ARS scientists at the North Central Soil Conservation Laboratory in Morris, Minnesota, are working with the University of Minnesota at Morris on powering the campus with similarly diverse energy sources.
Says Abdullah A. Jaradat, an agronomist who leads the lab’s research, “The University seeks to make itself truly a ‘green’ campus that uses only renewable fuels and products. It gets about 60 percent of its electricity from a wind turbine. The campus currently heats with natural gas. In the near future, cornstalks will feed a gasifier system for heating and cooling. There’s a backup generator running on regular diesel, but scientists are planning to switch to either biodiesel or hydrogen fuel that produces electricity directly.”

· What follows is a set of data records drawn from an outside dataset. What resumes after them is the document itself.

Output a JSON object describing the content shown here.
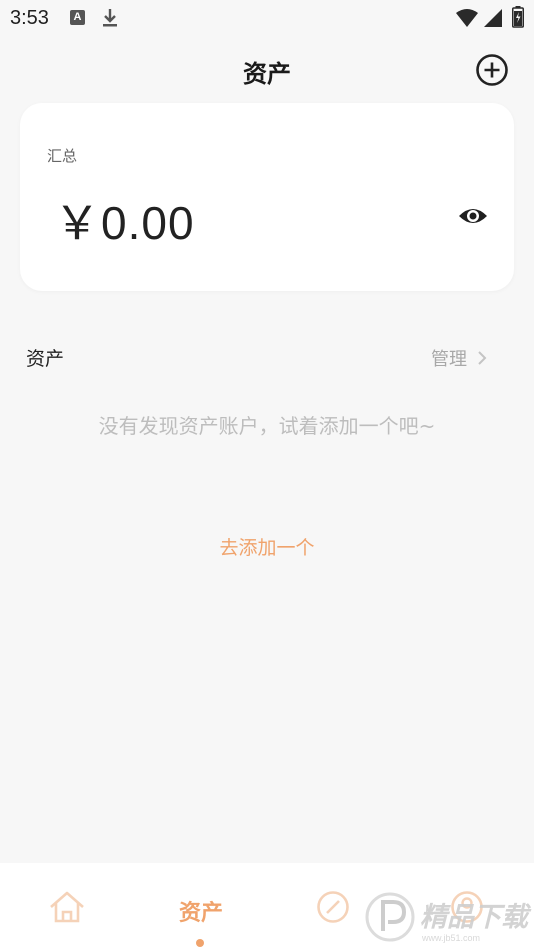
{
  "status_bar": {
    "time": "3:53",
    "icons": [
      "a-icon",
      "download-icon",
      "wifi-icon",
      "signal-icon",
      "battery-icon"
    ]
  },
  "header": {
    "title": "资产",
    "add_icon": "plus-circle-icon"
  },
  "summary": {
    "label": "汇总",
    "amount": "￥0.00",
    "visibility_icon": "eye-icon"
  },
  "assets_section": {
    "title": "资产",
    "manage_label": "管理",
    "chevron_icon": "chevron-right-icon"
  },
  "empty_state": {
    "message": "没有发现资产账户，试着添加一个吧~",
    "action_label": "去添加一个"
  },
  "bottom_nav": {
    "items": [
      {
        "icon": "home-icon",
        "label": ""
      },
      {
        "icon": "",
        "label": "资产",
        "active": true
      },
      {
        "icon": "stats-icon",
        "label": ""
      },
      {
        "icon": "user-icon",
        "label": ""
      }
    ]
  },
  "watermark": {
    "text": "精品下载"
  },
  "colors": {
    "accent": "#f0a36c",
    "background": "#f7f7f7",
    "card": "#ffffff",
    "muted_text": "#bdbdbd"
  }
}
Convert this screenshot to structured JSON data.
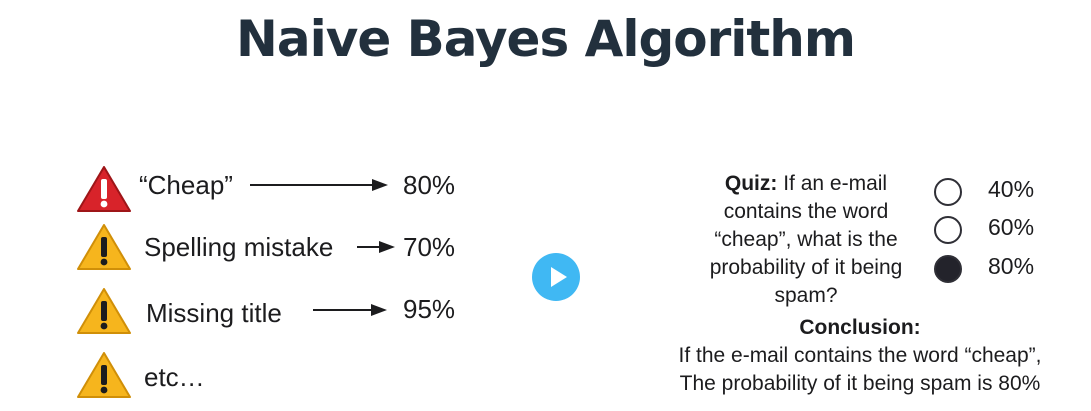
{
  "slide": {
    "title": "Naive Bayes Algorithm"
  },
  "features": [
    {
      "label": "“Cheap”",
      "percent": "80%",
      "icon": "red-warning-icon"
    },
    {
      "label": "Spelling mistake",
      "percent": "70%",
      "icon": "yellow-warning-icon"
    },
    {
      "label": "Missing title",
      "percent": "95%",
      "icon": "yellow-warning-icon"
    },
    {
      "label": "etc…",
      "icon": "yellow-warning-icon"
    }
  ],
  "quiz": {
    "prefix": "Quiz:",
    "question": " If an e-mail contains the word “cheap”, what is the probability of it being spam?",
    "options": [
      {
        "label": "40%",
        "selected": false
      },
      {
        "label": "60%",
        "selected": false
      },
      {
        "label": "80%",
        "selected": true
      }
    ]
  },
  "conclusion": {
    "title": "Conclusion:",
    "line1": "If the e-mail contains the word “cheap”,",
    "line2": "The probability of it being spam is 80%"
  },
  "player": {
    "icon": "play-icon"
  },
  "colors": {
    "title": "#22303d",
    "warning_red": "#d8232a",
    "warning_yellow": "#f6b51d",
    "play_button": "#40b8f3"
  }
}
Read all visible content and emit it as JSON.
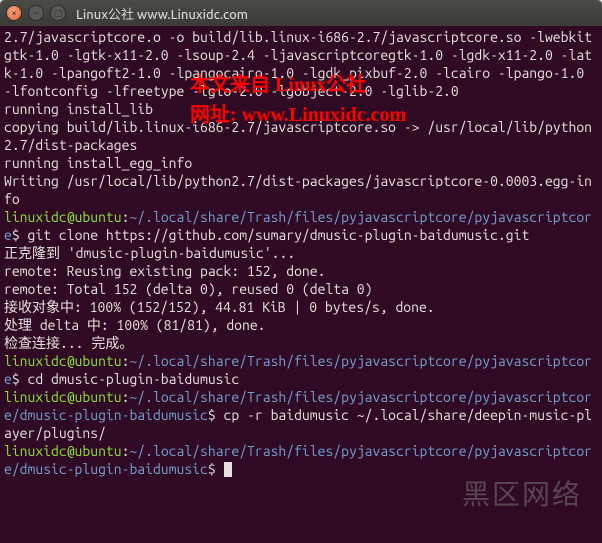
{
  "window": {
    "title": "Linux公社 www.Linuxidc.com"
  },
  "watermark": {
    "line1": "本文来自 Linux公社",
    "line2": "网址: www.Linuxidc.com",
    "corner": "黑区网络"
  },
  "terminal": {
    "lines": [
      {
        "t": "2.7/javascriptcore.o -o build/lib.linux-i686-2.7/javascriptcore.so -lwebkitgtk-1.0 -lgtk-x11-2.0 -lsoup-2.4 -ljavascriptcoregtk-1.0 -lgdk-x11-2.0 -latk-1.0 -lpangoft2-1.0 -lpangocairo-1.0 -lgdk_pixbuf-2.0 -lcairo -lpango-1.0 -lfontconfig -lfreetype -lgio-2.0 -lgobject-2.0 -lglib-2.0"
      },
      {
        "t": "running install_lib"
      },
      {
        "t": "copying build/lib.linux-i686-2.7/javascriptcore.so -> /usr/local/lib/python2.7/dist-packages"
      },
      {
        "t": "running install_egg_info"
      },
      {
        "t": "Writing /usr/local/lib/python2.7/dist-packages/javascriptcore-0.0003.egg-info"
      },
      {
        "prompt": {
          "user": "linuxidc@ubuntu",
          "path": "~/.local/share/Trash/files/pyjavascriptcore/pyjavascriptcore",
          "cmd": "git clone https://github.com/sumary/dmusic-plugin-baidumusic.git"
        }
      },
      {
        "t": "正克隆到 'dmusic-plugin-baidumusic'..."
      },
      {
        "t": "remote: Reusing existing pack: 152, done."
      },
      {
        "t": "remote: Total 152 (delta 0), reused 0 (delta 0)"
      },
      {
        "t": "接收对象中: 100% (152/152), 44.81 KiB | 0 bytes/s, done."
      },
      {
        "t": "处理 delta 中: 100% (81/81), done."
      },
      {
        "t": "检查连接... 完成。"
      },
      {
        "prompt": {
          "user": "linuxidc@ubuntu",
          "path": "~/.local/share/Trash/files/pyjavascriptcore/pyjavascriptcore",
          "cmd": "cd dmusic-plugin-baidumusic"
        }
      },
      {
        "prompt": {
          "user": "linuxidc@ubuntu",
          "path": "~/.local/share/Trash/files/pyjavascriptcore/pyjavascriptcore/dmusic-plugin-baidumusic",
          "cmd": "cp -r baidumusic ~/.local/share/deepin-music-player/plugins/"
        }
      },
      {
        "prompt": {
          "user": "linuxidc@ubuntu",
          "path": "~/.local/share/Trash/files/pyjavascriptcore/pyjavascriptcore/dmusic-plugin-baidumusic",
          "cmd": "",
          "cursor": true
        }
      }
    ]
  }
}
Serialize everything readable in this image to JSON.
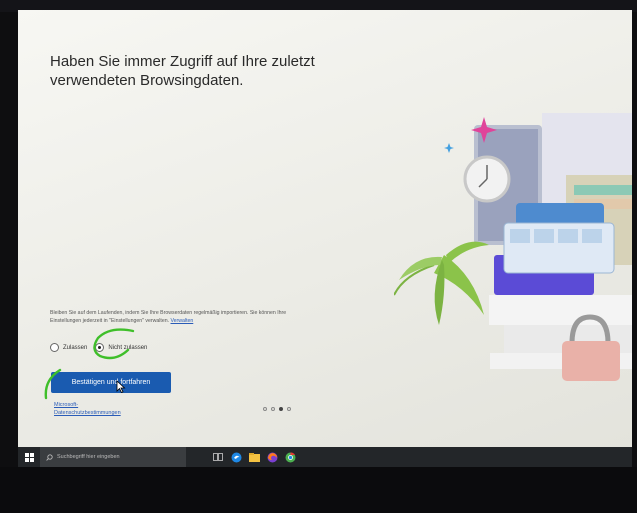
{
  "oobe": {
    "headline": "Haben Sie immer Zugriff auf Ihre zuletzt verwendeten Browsingdaten.",
    "description": "Bleiben Sie auf dem Laufenden, indem Sie Ihre Browserdaten regelmäßig importieren. Sie können Ihre Einstellungen jederzeit in \"Einstellungen\" verwalten.",
    "manage_link": "Verwalten",
    "radio_options": [
      {
        "label": "Zulassen",
        "checked": false
      },
      {
        "label": "Nicht zulassen",
        "checked": true
      }
    ],
    "confirm_button": "Bestätigen und fortfahren",
    "privacy_link": "Microsoft-Datenschutzbestimmungen",
    "pager": {
      "total": 4,
      "active": 3
    }
  },
  "taskbar": {
    "search_placeholder": "Suchbegriff hier eingeben",
    "icons": [
      "task-view-icon",
      "edge-icon",
      "file-explorer-icon",
      "firefox-icon",
      "chrome-icon"
    ]
  },
  "colors": {
    "accent": "#1a5bb0",
    "taskbar": "#232629",
    "pen_annotation": "#3fbf2a"
  }
}
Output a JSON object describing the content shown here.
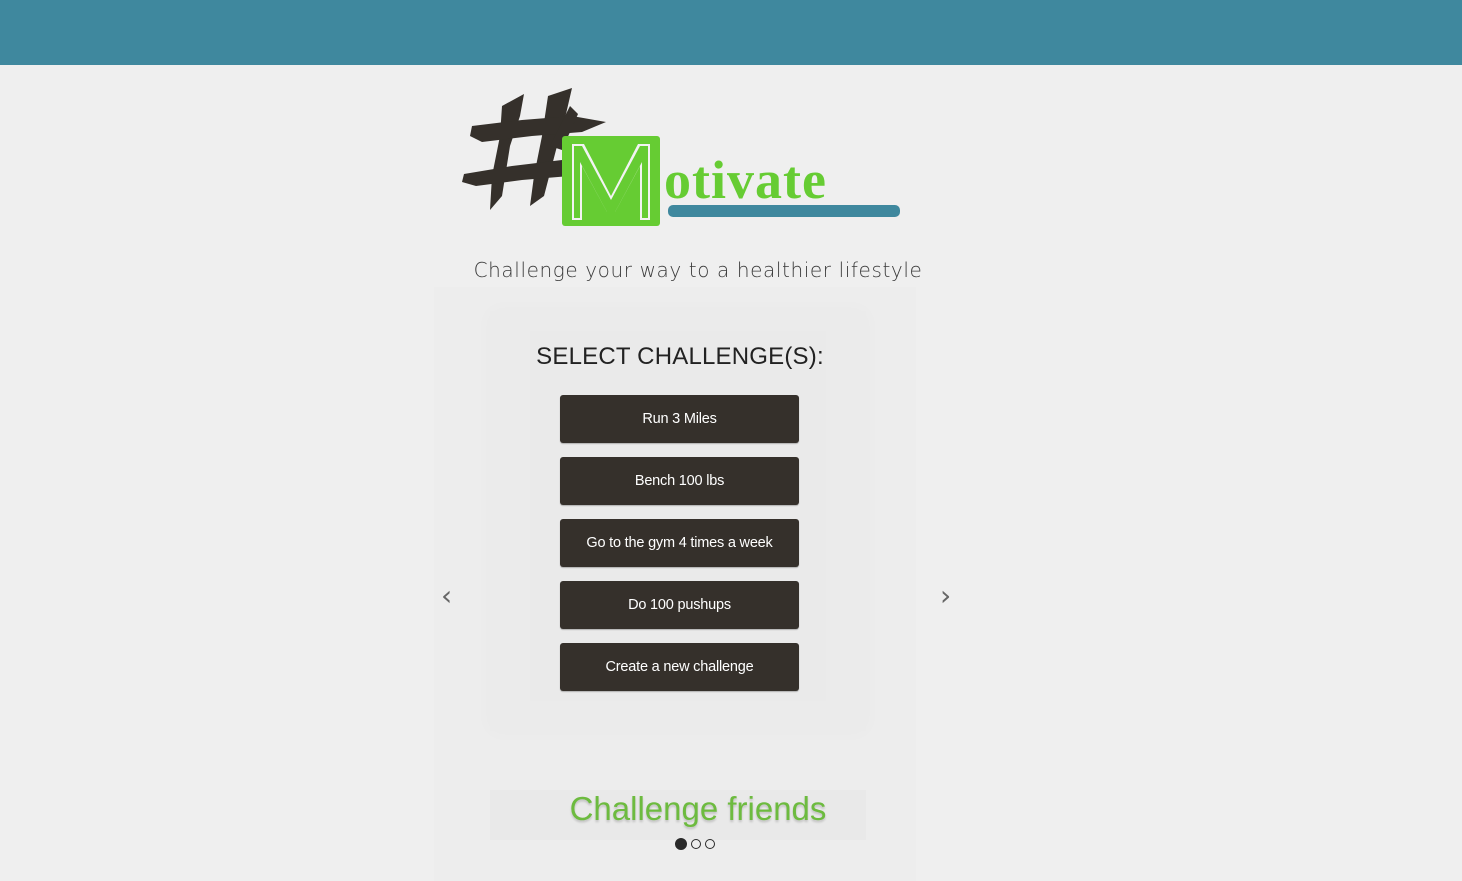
{
  "header": {
    "bar_color": "#3f889e"
  },
  "logo": {
    "text": "#Motivate",
    "hash_color": "#35302b",
    "text_color": "#66cc33",
    "underline_color": "#3f889e"
  },
  "tagline": "Challenge your way to a healthier lifestyle",
  "carousel": {
    "select_title": "SELECT CHALLENGE(S):",
    "challenges": [
      "Run 3 Miles",
      "Bench 100 lbs",
      "Go to the gym 4 times a week",
      "Do 100 pushups",
      "Create a new challenge"
    ],
    "prev_label": "‹",
    "next_label": "›",
    "next_slide_title": "Challenge friends",
    "indicator_count": 3,
    "active_indicator": 1
  }
}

ARS electrical engineer Steve Wagner thinks that biodiesel could one day be made from Cuphea, a crop that does particularly well in the Northern Plains. Its unique oil could be used as a fuel source without the chemical modification required of soybean oil.
Dave Archer, an ARS economist at Morris, is studying the economic impact of biofuels on farms and rural communities. “We want to see whether they bring new jobs by creating new industries, and we want to know the effects on agricultural production and rural landscapes,” he says. “We also want to encourage community wind farms jointly owned by farmers.”
Mapping Best Bets
Wagner and colleagues have created maps that highlight areas of strong winds suitable for wind power generation. They used GIS (Geographic Information Systems) technology to overlay a topographical map with roads, power lines, and land ownership for a few counties in western Minnesota. They noted power lines because wind farms must have access to a heavy-duty power line within 5 to 10 miles of their connection to a power grid.
“The maps showed that we have more wind power than we knew,” says Wagner. The Morris campus hopes to eventually transmit enough excess electricity to the main campus in the Twin Cities area to meet 20 percent of the university’s electricity needs.
“That is,” says Wagner, “until technology is developed to turn wind power into shippable hydrogen fuel that potentially could be used in fuel cells for transportation, to generate electricity, and to heat homes.”
More Benefits From Biobased Energy
The University of Minnesota plans to use biomass such as cornstalks, wood, or other plant materials for energy. ARS soil scientist Jane Johnson at Morris is analyzing the resulting ash to check for heavy metals or other toxins that might render it unfit for use as fertilizer.
“Ag-based energy systems have the potential to help farm communities in many ways, providing renewable energy, an additional cash crop, and possibly new jobs,” Johnson says. She is conducting experiments to determine how much residue must stay on the field to prevent soil erosion and loss of soil carbon. A certain percentage may be removed from a field—depending on crop, soil type, and other factors—without harming the soil. In fact, it can help farmers in areas like Minnesota and northern Iowa, where soils can be too wet and cold in the spring to plant. Farmers tend to avoid no-till in those areas, despite its erosion-reducing potential, because the crop residue can hold in moisture and coolness, delaying planting.
Taking the right amount of residue off for energy generation could reduce this effect and help the spread of no-till, giving farmers yet one more benefit from using their farms to produce energy.—By Don Comis, Agricultural Research Service Information Staff.
This research is part of Bioenergy and Energy Alternatives, an ARS National Program (#307) described on the World Wide Web at www.nps.ars.usda.gov.
"Wind and Sun and Farm-Based Energy Sources" was published in the August 2006 issue of Agricultural Research magazine.